Most forms of poker require a compulsory bet at the beginning of a hand, usually called a blind or an ante. Players put this money in the pot before they are dealt cards, which they keep hidden from their opponents. After the blind or ante, players can choose to call, raise, or fold.
The first step towards becoming a better poker player is learning how to read your opponent’s behavior and understand their motives. This is particularly important when you’re bluffing, since it allows you to predict how your opponents will react to your bets. You can learn this by observing experienced players and trying to understand what makes them tick.
Many beginner poker players tend to be calling stations, which means they will call every bet on all streets with easily beaten hands. To beat this type of player, you must be prepared to play tight and open only with strong hands. You should also improve your physical stamina so you can handle long poker sessions without losing your focus or concentration.
There are a number of ways to win a poker game, but the most important skill is patience. Top players know how to read other players and can wait for optimal hands while maintaining a calm and focused mindset. In addition, they are skilled at calculating pot odds and percentages. A good poker player will never bet more than they can afford to lose.

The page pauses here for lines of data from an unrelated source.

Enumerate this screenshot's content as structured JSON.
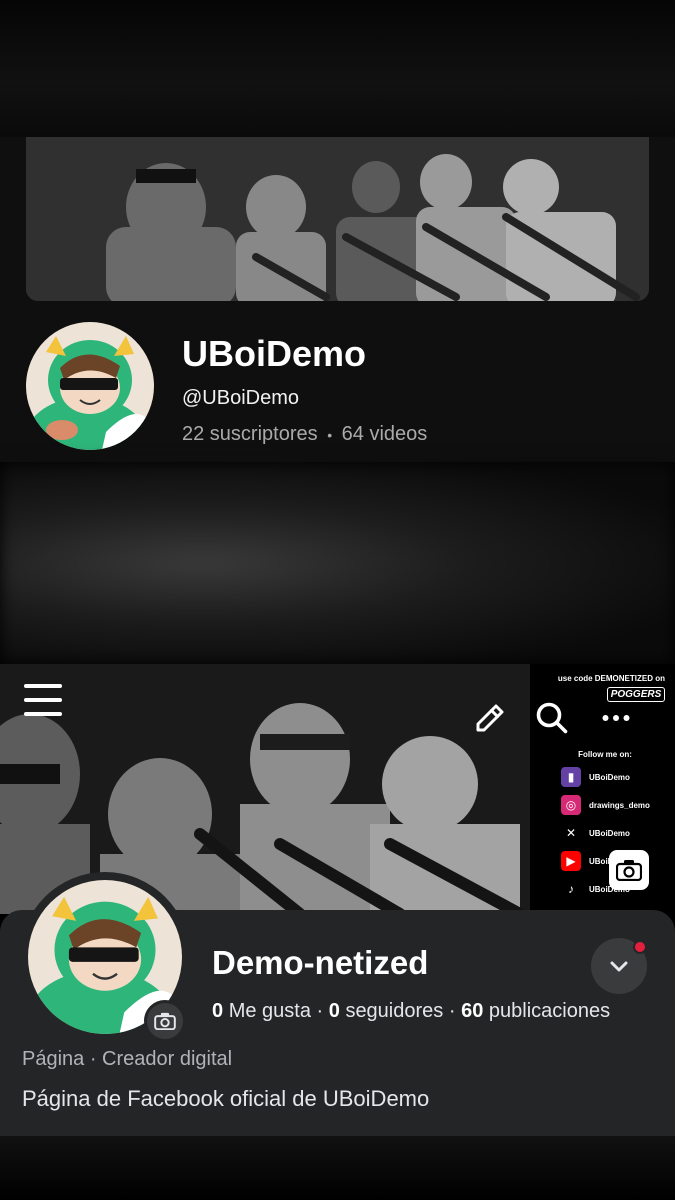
{
  "youtube": {
    "channel_name": "UBoiDemo",
    "handle": "@UBoiDemo",
    "subscribers": "22 suscriptores",
    "separator": "•",
    "videos": "64 videos"
  },
  "facebook": {
    "cover": {
      "promo_text": "use code DEMONETIZED on",
      "promo_brand": "POGGERS",
      "follow_text": "Follow me on:",
      "socials": [
        {
          "icon": "twitch-icon",
          "label": "UBoiDemo",
          "color": "#6441a5"
        },
        {
          "icon": "instagram-icon",
          "label": "drawings_demo",
          "color": "#d62976"
        },
        {
          "icon": "x-icon",
          "label": "UBoiDemo",
          "color": "#000000"
        },
        {
          "icon": "youtube-icon",
          "label": "UBoiDemo",
          "color": "#ff0000"
        },
        {
          "icon": "tiktok-icon",
          "label": "UBoiDemo",
          "color": "#000000"
        }
      ]
    },
    "page_name": "Demo-netized",
    "stats": {
      "likes_count": "0",
      "likes_label": "Me gusta",
      "followers_count": "0",
      "followers_label": "seguidores",
      "posts_count": "60",
      "posts_label": "publicaciones",
      "separator": "·"
    },
    "category": "Página · Creador digital",
    "description": "Página de Facebook oficial de UBoiDemo",
    "colors": {
      "notification_dot": "#e41e3f",
      "card_bg": "#242526"
    }
  }
}
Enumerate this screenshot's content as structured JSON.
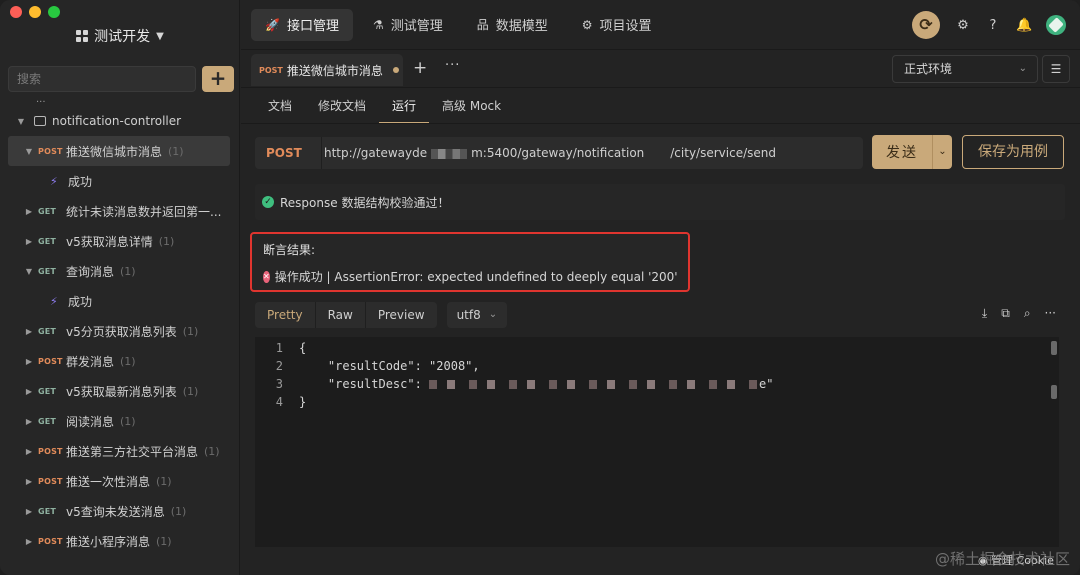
{
  "project": {
    "name": "测试开发"
  },
  "search": {
    "placeholder": "搜索"
  },
  "tree": {
    "truncated_top": "...",
    "folder": "notification-controller",
    "items": [
      {
        "method": "POST",
        "label": "推送微信城市消息",
        "count": "(1)",
        "active": true
      },
      {
        "sub": true,
        "label": "成功"
      },
      {
        "method": "GET",
        "label": "统计未读消息数并返回第一...",
        "count": ""
      },
      {
        "method": "GET",
        "label": "v5获取消息详情",
        "count": "(1)"
      },
      {
        "method": "GET",
        "label": "查询消息",
        "count": "(1)",
        "expanded": true
      },
      {
        "sub": true,
        "label": "成功"
      },
      {
        "method": "GET",
        "label": "v5分页获取消息列表",
        "count": "(1)"
      },
      {
        "method": "POST",
        "label": "群发消息",
        "count": "(1)"
      },
      {
        "method": "GET",
        "label": "v5获取最新消息列表",
        "count": "(1)"
      },
      {
        "method": "GET",
        "label": "阅读消息",
        "count": "(1)"
      },
      {
        "method": "POST",
        "label": "推送第三方社交平台消息",
        "count": "(1)"
      },
      {
        "method": "POST",
        "label": "推送一次性消息",
        "count": "(1)"
      },
      {
        "method": "GET",
        "label": "v5查询未发送消息",
        "count": "(1)"
      },
      {
        "method": "POST",
        "label": "推送小程序消息",
        "count": "(1)"
      }
    ]
  },
  "topnav": {
    "tabs": [
      "接口管理",
      "测试管理",
      "数据模型",
      "项目设置"
    ]
  },
  "doc_tab": {
    "method": "POST",
    "label": "推送微信城市消息"
  },
  "env": {
    "selected": "正式环境"
  },
  "sub_tabs": [
    "文档",
    "修改文档",
    "运行",
    "高级 Mock"
  ],
  "request": {
    "method": "POST",
    "url_part1": "http://gatewayde",
    "url_part2": "m:5400/gateway/notification",
    "url_part3": "/city/service/send",
    "send_label": "发送",
    "save_label": "保存为用例"
  },
  "response_check": {
    "text": "Response 数据结构校验通过！"
  },
  "assertion": {
    "title": "断言结果:",
    "message": "操作成功 | AssertionError: expected undefined to deeply equal '200'"
  },
  "view_tabs": [
    "Pretty",
    "Raw",
    "Preview"
  ],
  "encoding": "utf8",
  "code": {
    "lines": [
      {
        "n": "1",
        "text": "{"
      },
      {
        "n": "2",
        "text": "    \"resultCode\": \"2008\","
      },
      {
        "n": "3",
        "text": "    \"resultDesc\": ",
        "tail": "e\""
      },
      {
        "n": "4",
        "text": "}"
      }
    ]
  },
  "watermark": "@稀土掘金技术社区",
  "cookie_label": "管理 Cookie"
}
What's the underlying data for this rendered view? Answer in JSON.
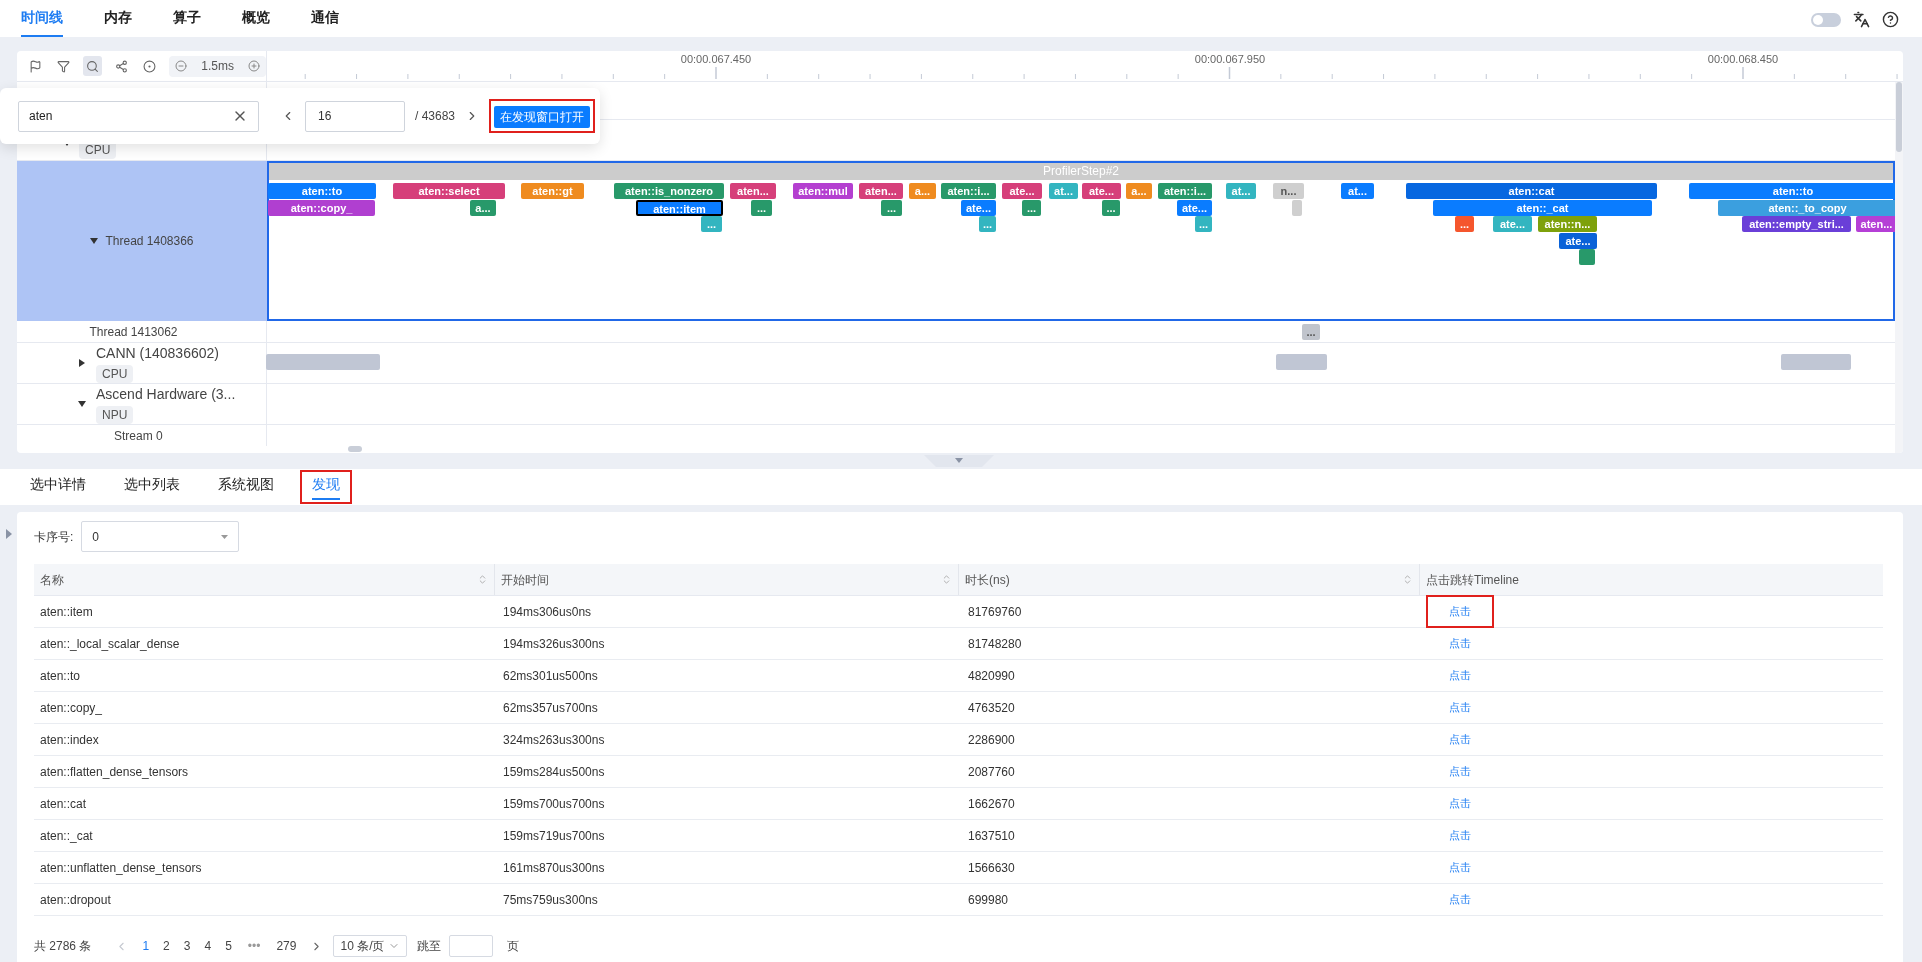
{
  "nav": {
    "tabs": [
      {
        "label": "时间线",
        "selected": true
      },
      {
        "label": "内存",
        "selected": false
      },
      {
        "label": "算子",
        "selected": false
      },
      {
        "label": "概览",
        "selected": false
      },
      {
        "label": "通信",
        "selected": false
      }
    ],
    "theme_switch": {
      "on": false
    }
  },
  "timeline": {
    "toolbar": {
      "tools": [
        {
          "kind": "flag",
          "selected": false
        },
        {
          "kind": "filter",
          "selected": false
        },
        {
          "kind": "search",
          "selected": true
        },
        {
          "kind": "link",
          "selected": false
        },
        {
          "kind": "target",
          "selected": false
        }
      ],
      "zoom_value": "1.5ms"
    },
    "ruler": {
      "labels": [
        "00:00.067.450",
        "00:00.067.950",
        "00:00.068.450"
      ]
    },
    "search": {
      "value": "aten",
      "index": "16",
      "total": "/ 43683",
      "open_button": {
        "label": "在发现窗口打开",
        "highlighted": true
      }
    },
    "tracks": [
      {
        "tag": "CPU",
        "expanded": true,
        "children": [
          {
            "name": "Thread 1408366",
            "expanded": true,
            "selected": true,
            "step": "ProfilerStep#2",
            "blocks": [
              {
                "label": "aten::to",
                "color": "#0a7cff",
                "selected": false
              },
              {
                "label": "aten::select",
                "color": "#d63f7a",
                "selected": false
              },
              {
                "label": "aten::gt",
                "color": "#ef8b1f",
                "selected": false
              },
              {
                "label": "aten::is_nonzero",
                "color": "#28996a",
                "selected": false
              },
              {
                "label": "aten...",
                "color": "#d63f7a",
                "selected": false
              },
              {
                "label": "aten::mul",
                "color": "#b43fd0",
                "selected": false
              },
              {
                "label": "aten...",
                "color": "#d63f7a",
                "selected": false
              },
              {
                "label": "a...",
                "color": "#ef8b1f",
                "selected": false
              },
              {
                "label": "aten::i...",
                "color": "#28996a",
                "selected": false
              },
              {
                "label": "ate...",
                "color": "#d63f7a",
                "selected": false
              },
              {
                "label": "at...",
                "color": "#33b5c0",
                "selected": false
              },
              {
                "label": "ate...",
                "color": "#d63f7a",
                "selected": false
              },
              {
                "label": "a...",
                "color": "#ef8b1f",
                "selected": false
              },
              {
                "label": "aten::i...",
                "color": "#28996a",
                "selected": false
              },
              {
                "label": "at...",
                "color": "#33b5c0",
                "selected": false
              },
              {
                "label": "n...",
                "color": "#cfcfcf",
                "selected": false
              },
              {
                "label": "at...",
                "color": "#0a7cff",
                "selected": false
              },
              {
                "label": "aten::cat",
                "color": "#0767e0",
                "selected": false
              },
              {
                "label": "aten::to",
                "color": "#0a7cff",
                "selected": false
              },
              {
                "label": "aten::copy_",
                "color": "#b03fd0",
                "selected": false
              },
              {
                "label": "a...",
                "color": "#28996a",
                "selected": false
              },
              {
                "label": "aten::item",
                "color": "#0a7cff",
                "selected": true
              },
              {
                "label": "...",
                "color": "#28996a",
                "selected": false
              },
              {
                "label": "...",
                "color": "#28996a",
                "selected": false
              },
              {
                "label": "ate...",
                "color": "#0a7cff",
                "selected": false
              },
              {
                "label": "...",
                "color": "#28996a",
                "selected": false
              },
              {
                "label": "...",
                "color": "#28996a",
                "selected": false
              },
              {
                "label": "ate...",
                "color": "#0a7cff",
                "selected": false
              },
              {
                "color": "#cfcfcf",
                "selected": false
              },
              {
                "label": "aten::_cat",
                "color": "#0a7cff",
                "selected": false
              },
              {
                "label": "aten::_to_copy",
                "color": "#3b9fdf",
                "selected": false
              },
              {
                "label": "...",
                "color": "#33b5c0",
                "selected": false
              },
              {
                "label": "...",
                "color": "#33b5c0",
                "selected": false
              },
              {
                "label": "...",
                "color": "#33b5c0",
                "selected": false
              },
              {
                "label": "...",
                "color": "#f5562d",
                "selected": false
              },
              {
                "label": "ate...",
                "color": "#33b5c0",
                "selected": false
              },
              {
                "label": "aten::n...",
                "color": "#7ea10b",
                "selected": false
              },
              {
                "label": "aten::empty_stri...",
                "color": "#6a3fd8",
                "selected": false
              },
              {
                "label": "aten...",
                "color": "#b53fd6",
                "selected": false
              },
              {
                "label": "ate...",
                "color": "#0a62d8",
                "selected": false
              },
              {
                "color": "#28996a",
                "selected": false
              }
            ]
          },
          {
            "name": "Thread 1413062",
            "selected": false,
            "blocks": [
              {
                "label": "...",
                "color": "#c0c4cc",
                "selected": false
              }
            ]
          }
        ]
      },
      {
        "name": "CANN (140836602)",
        "tag": "CPU",
        "expanded": false,
        "blocks": [
          {
            "color": "#c0c6d4",
            "selected": false
          },
          {
            "color": "#c0c6d4",
            "selected": false
          },
          {
            "color": "#c0c6d4",
            "selected": false
          }
        ]
      },
      {
        "name": "Ascend Hardware (3...",
        "tag": "NPU",
        "expanded": true,
        "children": [
          {
            "name": "Stream 0",
            "selected": false
          }
        ]
      }
    ]
  },
  "bottom_tabs": [
    {
      "label": "选中详情",
      "selected": false,
      "highlighted": false
    },
    {
      "label": "选中列表",
      "selected": false,
      "highlighted": false
    },
    {
      "label": "系统视图",
      "selected": false,
      "highlighted": false
    },
    {
      "label": "发现",
      "selected": true,
      "highlighted": true
    }
  ],
  "discover": {
    "card_label": "卡序号:",
    "card_value": "0",
    "columns": [
      {
        "label": "名称",
        "sortable": true
      },
      {
        "label": "开始时间",
        "sortable": true
      },
      {
        "label": "时长(ns)",
        "sortable": true
      },
      {
        "label": "点击跳转Timeline",
        "sortable": false
      }
    ],
    "rows": [
      {
        "name": "aten::item",
        "start": "194ms306us0ns",
        "duration": "81769760",
        "link": "点击",
        "highlighted": true
      },
      {
        "name": "aten::_local_scalar_dense",
        "start": "194ms326us300ns",
        "duration": "81748280",
        "link": "点击",
        "highlighted": false
      },
      {
        "name": "aten::to",
        "start": "62ms301us500ns",
        "duration": "4820990",
        "link": "点击",
        "highlighted": false
      },
      {
        "name": "aten::copy_",
        "start": "62ms357us700ns",
        "duration": "4763520",
        "link": "点击",
        "highlighted": false
      },
      {
        "name": "aten::index",
        "start": "324ms263us300ns",
        "duration": "2286900",
        "link": "点击",
        "highlighted": false
      },
      {
        "name": "aten::flatten_dense_tensors",
        "start": "159ms284us500ns",
        "duration": "2087760",
        "link": "点击",
        "highlighted": false
      },
      {
        "name": "aten::cat",
        "start": "159ms700us700ns",
        "duration": "1662670",
        "link": "点击",
        "highlighted": false
      },
      {
        "name": "aten::_cat",
        "start": "159ms719us700ns",
        "duration": "1637510",
        "link": "点击",
        "highlighted": false
      },
      {
        "name": "aten::unflatten_dense_tensors",
        "start": "161ms870us300ns",
        "duration": "1566630",
        "link": "点击",
        "highlighted": false
      },
      {
        "name": "aten::dropout",
        "start": "75ms759us300ns",
        "duration": "699980",
        "link": "点击",
        "highlighted": false
      }
    ],
    "pagination": {
      "total": "共 2786 条",
      "prev_disabled": true,
      "pages": [
        {
          "label": "1",
          "selected": true
        },
        {
          "label": "2",
          "selected": false
        },
        {
          "label": "3",
          "selected": false
        },
        {
          "label": "4",
          "selected": false
        },
        {
          "label": "5",
          "selected": false
        },
        {
          "label": "279",
          "selected": false
        }
      ],
      "ellipsis": "•••",
      "page_size": "10 条/页",
      "jump_label": "跳至",
      "jump_suffix": "页"
    }
  }
}
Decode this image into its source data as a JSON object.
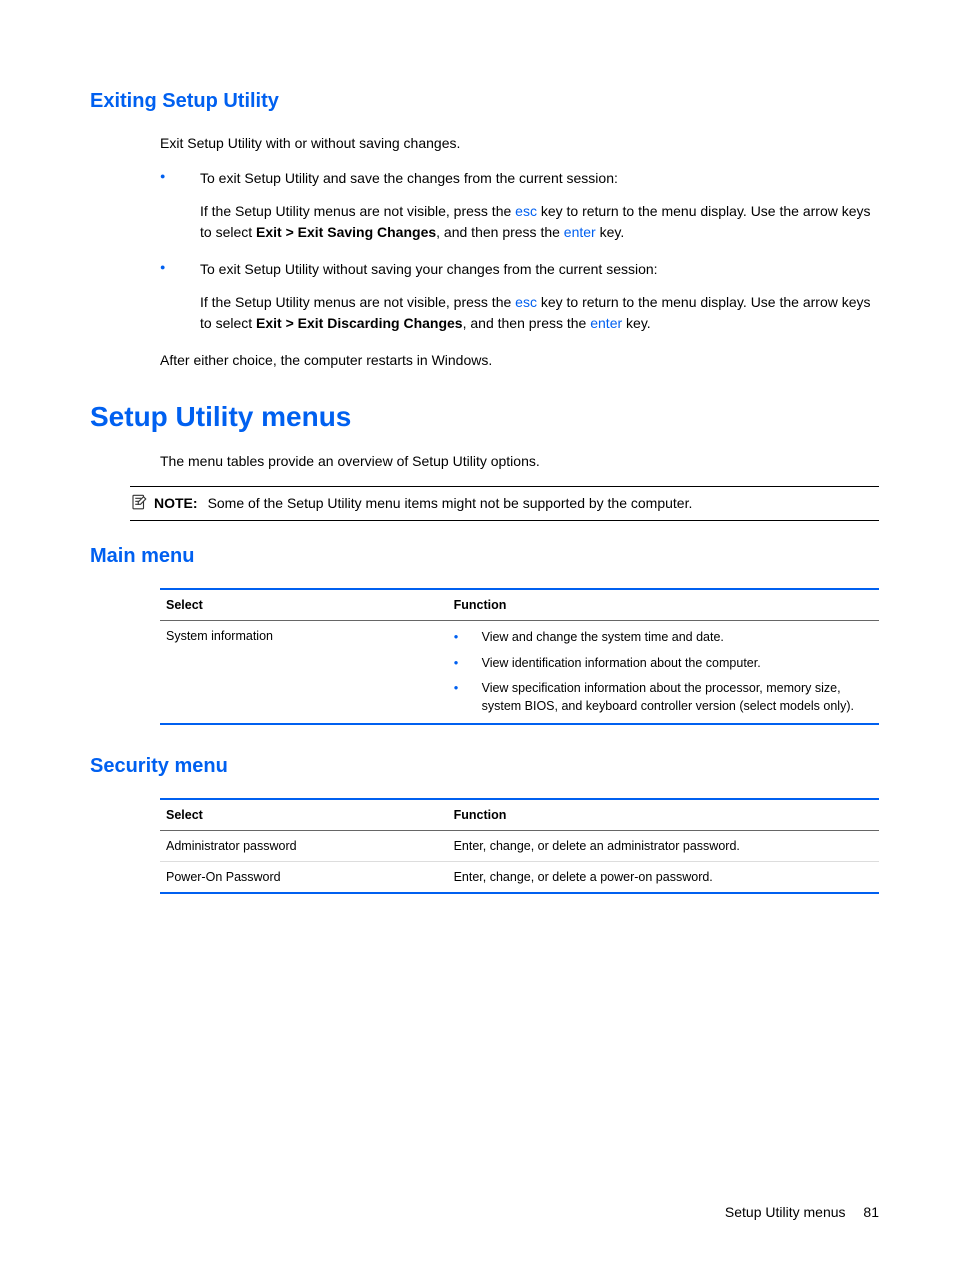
{
  "section1": {
    "heading": "Exiting Setup Utility",
    "intro": "Exit Setup Utility with or without saving changes.",
    "bullet1_lead": "To exit Setup Utility and save the changes from the current session:",
    "bullet1_sub_a": "If the Setup Utility menus are not visible, press the ",
    "bullet1_sub_b": "esc",
    "bullet1_sub_c": " key to return to the menu display. Use the arrow keys to select ",
    "bullet1_sub_d": "Exit > Exit Saving Changes",
    "bullet1_sub_e": ", and then press the ",
    "bullet1_sub_f": "enter",
    "bullet1_sub_g": " key.",
    "bullet2_lead": "To exit Setup Utility without saving your changes from the current session:",
    "bullet2_sub_a": "If the Setup Utility menus are not visible, press the ",
    "bullet2_sub_b": "esc",
    "bullet2_sub_c": " key to return to the menu display. Use the arrow keys to select ",
    "bullet2_sub_d": "Exit > Exit Discarding Changes",
    "bullet2_sub_e": ", and then press the ",
    "bullet2_sub_f": "enter",
    "bullet2_sub_g": " key.",
    "after": "After either choice, the computer restarts in Windows."
  },
  "section2": {
    "heading": "Setup Utility menus",
    "intro": "The menu tables provide an overview of Setup Utility options.",
    "note_label": "NOTE:",
    "note_text": "Some of the Setup Utility menu items might not be supported by the computer."
  },
  "main_menu": {
    "heading": "Main menu",
    "th_select": "Select",
    "th_function": "Function",
    "row1_select": "System information",
    "row1_fn1": "View and change the system time and date.",
    "row1_fn2": "View identification information about the computer.",
    "row1_fn3": "View specification information about the processor, memory size, system BIOS, and keyboard controller version (select models only)."
  },
  "security_menu": {
    "heading": "Security menu",
    "th_select": "Select",
    "th_function": "Function",
    "row1_select": "Administrator password",
    "row1_function": "Enter, change, or delete an administrator password.",
    "row2_select": "Power-On Password",
    "row2_function": "Enter, change, or delete a power-on password."
  },
  "footer": {
    "label": "Setup Utility menus",
    "page": "81"
  }
}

Another way to win a poker game is to bluff your opponents. This is a way of projecting confidence in your own hand and encouraging other players to call your bets. However, it’s important to remember that not everyone will believe your bluff and some will even call you with weak hands when you bluff.
While luck will always play a part in poker, you can greatly increase your chances of winning by following these simple tips. By focusing on the fundamentals, you can develop a consistent winning style and become a true champion. Just make sure to practice frequently, watch experienced players, and do your homework on bet sizes and position. By making these little adjustments, you can overcome the gap between break-even beginners and big-time winners. Good luck!